- _Work item_: Only the lines holding the string "thunder" are needed; copy each of them from the data.
=====
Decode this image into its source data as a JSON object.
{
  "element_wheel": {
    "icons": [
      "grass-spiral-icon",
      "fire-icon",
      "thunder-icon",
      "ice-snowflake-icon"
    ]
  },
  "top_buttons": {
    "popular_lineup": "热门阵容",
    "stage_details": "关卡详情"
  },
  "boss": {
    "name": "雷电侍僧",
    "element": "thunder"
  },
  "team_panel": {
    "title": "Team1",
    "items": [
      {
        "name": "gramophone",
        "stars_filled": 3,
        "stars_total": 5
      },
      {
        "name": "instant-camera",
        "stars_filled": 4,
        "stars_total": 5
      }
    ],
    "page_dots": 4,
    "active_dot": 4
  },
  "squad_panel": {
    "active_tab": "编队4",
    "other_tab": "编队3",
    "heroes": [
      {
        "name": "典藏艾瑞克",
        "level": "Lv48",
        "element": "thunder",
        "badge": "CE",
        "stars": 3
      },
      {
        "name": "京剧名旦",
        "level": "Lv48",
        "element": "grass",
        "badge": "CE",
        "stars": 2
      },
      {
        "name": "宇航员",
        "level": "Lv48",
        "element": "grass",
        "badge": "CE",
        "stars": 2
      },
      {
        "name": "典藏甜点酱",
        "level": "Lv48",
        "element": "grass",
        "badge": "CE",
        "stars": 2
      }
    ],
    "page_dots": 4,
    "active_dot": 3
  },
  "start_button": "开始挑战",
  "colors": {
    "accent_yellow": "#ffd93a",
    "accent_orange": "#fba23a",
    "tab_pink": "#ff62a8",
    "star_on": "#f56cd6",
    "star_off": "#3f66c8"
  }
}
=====
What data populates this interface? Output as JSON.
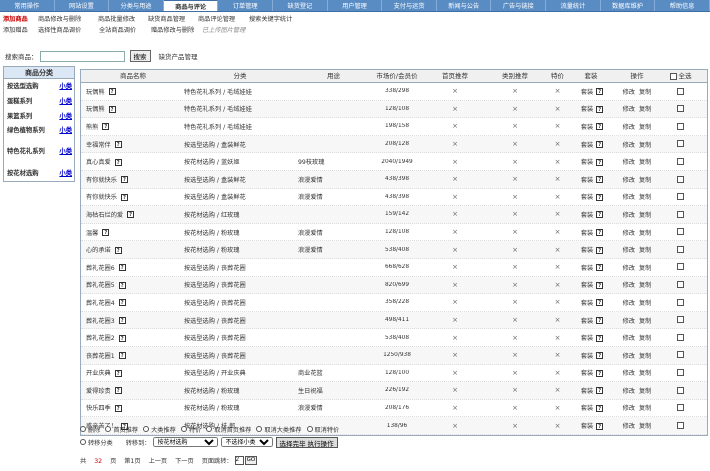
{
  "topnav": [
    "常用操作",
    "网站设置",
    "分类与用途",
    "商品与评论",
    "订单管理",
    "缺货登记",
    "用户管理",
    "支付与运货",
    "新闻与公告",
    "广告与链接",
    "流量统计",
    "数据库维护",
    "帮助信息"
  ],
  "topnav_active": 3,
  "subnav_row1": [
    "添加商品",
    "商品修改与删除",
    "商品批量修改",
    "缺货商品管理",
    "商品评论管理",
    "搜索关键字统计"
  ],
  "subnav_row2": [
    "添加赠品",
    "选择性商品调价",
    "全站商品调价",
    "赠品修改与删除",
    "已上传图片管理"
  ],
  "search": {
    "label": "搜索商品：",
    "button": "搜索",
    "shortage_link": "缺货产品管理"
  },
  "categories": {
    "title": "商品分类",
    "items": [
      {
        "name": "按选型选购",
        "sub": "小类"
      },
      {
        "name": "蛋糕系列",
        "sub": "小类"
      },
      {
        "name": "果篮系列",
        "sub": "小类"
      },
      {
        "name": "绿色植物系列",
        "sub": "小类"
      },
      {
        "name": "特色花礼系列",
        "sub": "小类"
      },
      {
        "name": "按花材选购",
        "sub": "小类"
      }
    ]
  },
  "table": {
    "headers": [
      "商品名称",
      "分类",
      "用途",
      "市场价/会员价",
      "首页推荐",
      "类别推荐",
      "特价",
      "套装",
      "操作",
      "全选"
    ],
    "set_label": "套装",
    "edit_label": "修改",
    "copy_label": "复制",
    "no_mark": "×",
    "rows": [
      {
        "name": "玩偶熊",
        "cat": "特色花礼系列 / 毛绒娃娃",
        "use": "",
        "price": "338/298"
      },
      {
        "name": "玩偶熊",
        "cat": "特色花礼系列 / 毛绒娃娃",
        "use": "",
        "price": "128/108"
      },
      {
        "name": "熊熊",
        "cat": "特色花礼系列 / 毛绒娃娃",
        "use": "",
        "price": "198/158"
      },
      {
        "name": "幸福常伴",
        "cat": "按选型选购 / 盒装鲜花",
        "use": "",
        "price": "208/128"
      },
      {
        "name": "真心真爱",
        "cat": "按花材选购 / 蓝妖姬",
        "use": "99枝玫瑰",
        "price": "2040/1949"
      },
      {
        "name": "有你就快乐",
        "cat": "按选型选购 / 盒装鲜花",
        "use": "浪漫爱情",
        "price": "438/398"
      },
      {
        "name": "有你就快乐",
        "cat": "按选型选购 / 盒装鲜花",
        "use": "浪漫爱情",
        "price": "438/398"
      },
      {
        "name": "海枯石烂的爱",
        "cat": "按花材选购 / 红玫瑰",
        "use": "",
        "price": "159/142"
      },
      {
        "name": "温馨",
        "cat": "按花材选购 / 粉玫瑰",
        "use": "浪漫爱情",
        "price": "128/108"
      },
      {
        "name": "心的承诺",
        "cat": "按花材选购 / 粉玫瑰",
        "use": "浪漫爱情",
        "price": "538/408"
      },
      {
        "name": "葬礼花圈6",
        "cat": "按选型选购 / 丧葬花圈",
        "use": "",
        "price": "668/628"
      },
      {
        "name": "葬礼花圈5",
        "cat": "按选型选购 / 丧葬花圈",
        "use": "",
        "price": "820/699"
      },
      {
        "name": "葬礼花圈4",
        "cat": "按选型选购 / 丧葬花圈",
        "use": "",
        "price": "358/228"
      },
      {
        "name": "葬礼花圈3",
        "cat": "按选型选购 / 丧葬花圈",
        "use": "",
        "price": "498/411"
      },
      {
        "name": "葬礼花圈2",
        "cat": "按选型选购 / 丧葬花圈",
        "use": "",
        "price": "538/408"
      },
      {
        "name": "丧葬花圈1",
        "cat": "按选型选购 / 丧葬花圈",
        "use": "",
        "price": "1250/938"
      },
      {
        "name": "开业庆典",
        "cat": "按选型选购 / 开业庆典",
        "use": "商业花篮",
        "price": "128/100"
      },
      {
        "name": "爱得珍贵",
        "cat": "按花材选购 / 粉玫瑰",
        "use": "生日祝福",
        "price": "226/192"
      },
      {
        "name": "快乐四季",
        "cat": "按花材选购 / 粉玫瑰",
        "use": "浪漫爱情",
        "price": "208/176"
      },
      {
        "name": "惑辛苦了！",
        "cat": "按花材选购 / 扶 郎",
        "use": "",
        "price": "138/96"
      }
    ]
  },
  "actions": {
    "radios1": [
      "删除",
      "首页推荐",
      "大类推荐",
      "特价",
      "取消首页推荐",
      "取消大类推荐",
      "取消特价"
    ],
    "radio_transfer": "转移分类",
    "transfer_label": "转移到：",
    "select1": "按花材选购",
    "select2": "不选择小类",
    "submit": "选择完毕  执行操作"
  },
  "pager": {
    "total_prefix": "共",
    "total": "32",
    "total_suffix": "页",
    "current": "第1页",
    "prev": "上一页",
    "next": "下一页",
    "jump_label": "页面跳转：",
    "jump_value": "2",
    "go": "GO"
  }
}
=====
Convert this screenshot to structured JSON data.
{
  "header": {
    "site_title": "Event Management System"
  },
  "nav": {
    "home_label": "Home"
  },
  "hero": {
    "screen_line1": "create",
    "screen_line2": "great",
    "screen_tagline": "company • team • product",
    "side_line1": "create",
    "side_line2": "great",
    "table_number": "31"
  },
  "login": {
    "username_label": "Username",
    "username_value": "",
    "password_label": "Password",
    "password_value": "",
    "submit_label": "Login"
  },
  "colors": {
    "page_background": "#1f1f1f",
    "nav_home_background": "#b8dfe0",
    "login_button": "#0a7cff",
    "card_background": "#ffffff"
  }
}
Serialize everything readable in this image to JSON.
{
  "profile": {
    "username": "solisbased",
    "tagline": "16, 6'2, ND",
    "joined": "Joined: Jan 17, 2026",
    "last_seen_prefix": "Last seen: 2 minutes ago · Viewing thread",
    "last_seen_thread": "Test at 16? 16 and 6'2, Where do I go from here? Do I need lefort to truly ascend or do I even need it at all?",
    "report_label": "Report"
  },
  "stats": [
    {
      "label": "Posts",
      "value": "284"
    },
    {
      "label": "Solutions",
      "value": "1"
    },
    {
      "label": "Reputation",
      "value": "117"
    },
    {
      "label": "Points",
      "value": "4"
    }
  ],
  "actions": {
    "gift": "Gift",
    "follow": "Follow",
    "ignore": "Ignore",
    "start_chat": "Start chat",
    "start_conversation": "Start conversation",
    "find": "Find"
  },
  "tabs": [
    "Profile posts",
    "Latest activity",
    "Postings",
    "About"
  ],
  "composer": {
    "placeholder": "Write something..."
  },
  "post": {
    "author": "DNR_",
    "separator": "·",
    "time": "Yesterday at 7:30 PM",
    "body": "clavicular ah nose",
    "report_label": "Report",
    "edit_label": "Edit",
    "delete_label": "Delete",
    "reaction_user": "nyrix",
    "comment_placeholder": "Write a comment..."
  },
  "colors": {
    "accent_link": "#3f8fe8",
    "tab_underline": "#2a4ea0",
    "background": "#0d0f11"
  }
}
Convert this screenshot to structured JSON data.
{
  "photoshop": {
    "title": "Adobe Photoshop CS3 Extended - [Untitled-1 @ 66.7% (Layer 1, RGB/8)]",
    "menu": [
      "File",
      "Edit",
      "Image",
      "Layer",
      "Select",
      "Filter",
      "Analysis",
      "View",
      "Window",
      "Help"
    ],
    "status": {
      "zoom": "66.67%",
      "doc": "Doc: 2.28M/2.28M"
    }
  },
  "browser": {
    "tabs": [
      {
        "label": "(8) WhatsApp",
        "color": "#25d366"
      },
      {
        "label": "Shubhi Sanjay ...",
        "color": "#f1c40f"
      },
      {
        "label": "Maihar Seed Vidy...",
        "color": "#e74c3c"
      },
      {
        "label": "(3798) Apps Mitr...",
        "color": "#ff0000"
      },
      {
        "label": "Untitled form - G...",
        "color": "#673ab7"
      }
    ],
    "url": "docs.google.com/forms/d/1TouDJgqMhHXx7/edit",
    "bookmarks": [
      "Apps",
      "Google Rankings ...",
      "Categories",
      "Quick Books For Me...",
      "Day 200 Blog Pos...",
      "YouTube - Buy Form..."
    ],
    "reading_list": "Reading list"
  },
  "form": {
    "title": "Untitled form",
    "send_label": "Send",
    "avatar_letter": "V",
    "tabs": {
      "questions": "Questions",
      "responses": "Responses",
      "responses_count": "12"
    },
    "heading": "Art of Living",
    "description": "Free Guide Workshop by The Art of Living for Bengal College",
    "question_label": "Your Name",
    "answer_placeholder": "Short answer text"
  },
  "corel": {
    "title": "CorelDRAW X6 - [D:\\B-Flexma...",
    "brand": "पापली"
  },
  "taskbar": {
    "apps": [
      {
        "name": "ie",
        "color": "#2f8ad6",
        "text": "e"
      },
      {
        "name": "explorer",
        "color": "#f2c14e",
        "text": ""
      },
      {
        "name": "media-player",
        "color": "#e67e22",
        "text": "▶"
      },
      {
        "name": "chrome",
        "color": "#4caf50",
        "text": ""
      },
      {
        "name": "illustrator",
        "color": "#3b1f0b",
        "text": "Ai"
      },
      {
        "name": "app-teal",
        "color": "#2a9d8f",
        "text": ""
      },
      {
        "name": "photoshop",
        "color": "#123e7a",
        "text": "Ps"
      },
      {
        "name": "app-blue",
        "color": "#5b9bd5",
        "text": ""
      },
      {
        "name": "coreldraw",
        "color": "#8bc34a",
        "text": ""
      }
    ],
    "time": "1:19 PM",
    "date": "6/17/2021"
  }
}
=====
- _Your solution_:
      "thunder-icon",
    "element": "thunder"
        "element": "thunder",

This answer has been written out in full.